The arrangement of the garden, an architectural gem, is achieved by dividing the space of the park with a terrace; the wall of the terrace is decorated with whites and blacks mosaics.
In the Italian garden, there are over 100 centenarians citrus plants and these are still in the original terracotta basins.
Disabled access: yes.
The Villa Oliva is one of the great achievements of Lucca Mannerist architecture and has features that distinguish it from others villas.
The villa sits on a slight slope and the space around it is a balanced game of perspectives and volumes, lights and shades, the garden and the landscape of the hills and the city.
The villa is surrounded by a large park, completely fenced, which extends for about five hectares.
Disabled access: yes.
The Benedettini were the first owners of Mansi Villa, famous for the grace of its gardens and the elegance of its architectural lines.

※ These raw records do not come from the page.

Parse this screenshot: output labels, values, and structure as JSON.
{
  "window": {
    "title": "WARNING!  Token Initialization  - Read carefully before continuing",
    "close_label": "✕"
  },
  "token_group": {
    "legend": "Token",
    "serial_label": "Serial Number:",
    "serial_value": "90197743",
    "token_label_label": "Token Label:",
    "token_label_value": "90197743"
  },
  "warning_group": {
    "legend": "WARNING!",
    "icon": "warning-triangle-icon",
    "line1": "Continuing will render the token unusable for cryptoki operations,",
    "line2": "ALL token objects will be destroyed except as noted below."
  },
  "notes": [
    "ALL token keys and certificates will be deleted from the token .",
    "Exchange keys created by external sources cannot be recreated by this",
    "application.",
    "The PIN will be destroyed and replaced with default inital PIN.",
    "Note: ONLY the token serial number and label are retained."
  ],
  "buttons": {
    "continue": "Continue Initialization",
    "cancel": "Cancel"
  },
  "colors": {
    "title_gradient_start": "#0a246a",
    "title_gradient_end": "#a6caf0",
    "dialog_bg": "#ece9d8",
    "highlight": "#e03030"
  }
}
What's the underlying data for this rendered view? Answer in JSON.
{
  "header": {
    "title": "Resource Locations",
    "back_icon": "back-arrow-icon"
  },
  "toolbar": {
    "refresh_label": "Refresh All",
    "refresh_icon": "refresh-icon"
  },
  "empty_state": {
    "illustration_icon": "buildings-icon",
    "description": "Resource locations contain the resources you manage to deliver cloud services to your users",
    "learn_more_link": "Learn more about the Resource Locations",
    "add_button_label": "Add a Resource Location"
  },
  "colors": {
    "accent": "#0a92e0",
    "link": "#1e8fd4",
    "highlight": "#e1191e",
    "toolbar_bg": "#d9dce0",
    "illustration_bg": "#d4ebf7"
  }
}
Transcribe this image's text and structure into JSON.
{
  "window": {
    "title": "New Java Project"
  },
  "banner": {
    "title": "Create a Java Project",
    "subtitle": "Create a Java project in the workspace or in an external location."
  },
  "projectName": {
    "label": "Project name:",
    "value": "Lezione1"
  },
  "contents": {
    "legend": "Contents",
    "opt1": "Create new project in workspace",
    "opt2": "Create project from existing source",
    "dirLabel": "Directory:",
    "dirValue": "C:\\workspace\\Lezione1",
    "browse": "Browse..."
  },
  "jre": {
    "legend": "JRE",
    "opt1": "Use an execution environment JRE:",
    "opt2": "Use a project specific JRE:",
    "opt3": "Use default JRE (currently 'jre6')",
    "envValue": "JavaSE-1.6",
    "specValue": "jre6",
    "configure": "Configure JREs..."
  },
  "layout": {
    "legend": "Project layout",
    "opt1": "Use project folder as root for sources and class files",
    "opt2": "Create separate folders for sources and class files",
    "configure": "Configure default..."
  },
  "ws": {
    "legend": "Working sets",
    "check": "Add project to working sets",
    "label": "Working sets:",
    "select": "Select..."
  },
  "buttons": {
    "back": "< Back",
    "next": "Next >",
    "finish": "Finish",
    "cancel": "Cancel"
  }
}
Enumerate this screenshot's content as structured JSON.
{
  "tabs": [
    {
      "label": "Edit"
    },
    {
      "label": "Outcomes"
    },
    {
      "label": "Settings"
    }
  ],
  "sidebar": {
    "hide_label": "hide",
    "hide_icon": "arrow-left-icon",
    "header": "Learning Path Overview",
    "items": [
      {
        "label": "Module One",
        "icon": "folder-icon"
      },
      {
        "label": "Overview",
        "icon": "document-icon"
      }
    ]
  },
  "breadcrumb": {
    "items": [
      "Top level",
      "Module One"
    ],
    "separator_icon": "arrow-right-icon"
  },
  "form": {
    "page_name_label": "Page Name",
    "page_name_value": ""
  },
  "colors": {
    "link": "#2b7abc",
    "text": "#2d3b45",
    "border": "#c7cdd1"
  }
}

The elegant and refined architecture of the villa appears in the background of the garden between the volumes of large trees. The main floor is a series of adjoining rooms overlooking the central courtyard and frescoed by Stefano Lucca Tofanelli.
Disabled access: yes (park only).
Villa Torrigiani and the park date back to the early sixteenth century.
In 1636 the Marquis Nicolao Santini, Ambassador of the Republic of Lucca at the court of Versailles, bought the villa and turn it into a small palace inspired by Versailles and his court.
A long avenue of cypress trees is the theatrical access to the villa.
Nicolao Santini built the garden-theatre of Flora with caves and water still running and visible in the Cave of the Winds.
The house is still inhabited by the descendants of the Marquis.
Disabled access: garden yes, villa only partially.
The imposing tree-lined Renaissance walls of Lucca, built between the mid-sixteenth and early seventeenth century, represent a defence that has remained intact to this day.
The entire ring is configured as a real park.
The walls of Lucca are always open to visitors free entry.
An amazing example of an eighteenth-century villa with its huge and beautiful garden: a beautiful, mysterious and romantic villa in a panoramic position, with the impressive horseshoe-shaped structure, built around a large courtyard.
In spring, a waving sea of more than 200,000 daffodils, with 400 varieties and different colours, and tulips greet visitors.
An important example of architectural and cultural evolution: a twentieth-century villa and garden overlook the enchanting Val d'Orcia, with the Monte Amiata in the background.
Villa La Foce is surrounded by an Italian formal garden divided into geometrical 'rooms', with lemon trees in terracotta pots, travertine stairs leading to the rose garden and a pergola covered with wisteria and bordered by lavender. Terraced slopes rise gently up the hill, where cherry trees, pines and cypresses grow among wild broom, thyme and rosemary, and a long avenue of cypresses leads to a stone statue of the seventeenth century. A path through the woods and connects the garden with the family cemetery, considered one of the best creations of the English architect Cecil Pinsent.
Disabled access: no.
The grand Villa Cetinale, a well-preserved late-seventeenth-century building designed by Carlo Fontana, a pupil of Bernini, is also interesting for the last eighteenth-century park and the formal garden that surrounds the villa, according to the Renaissance tradition.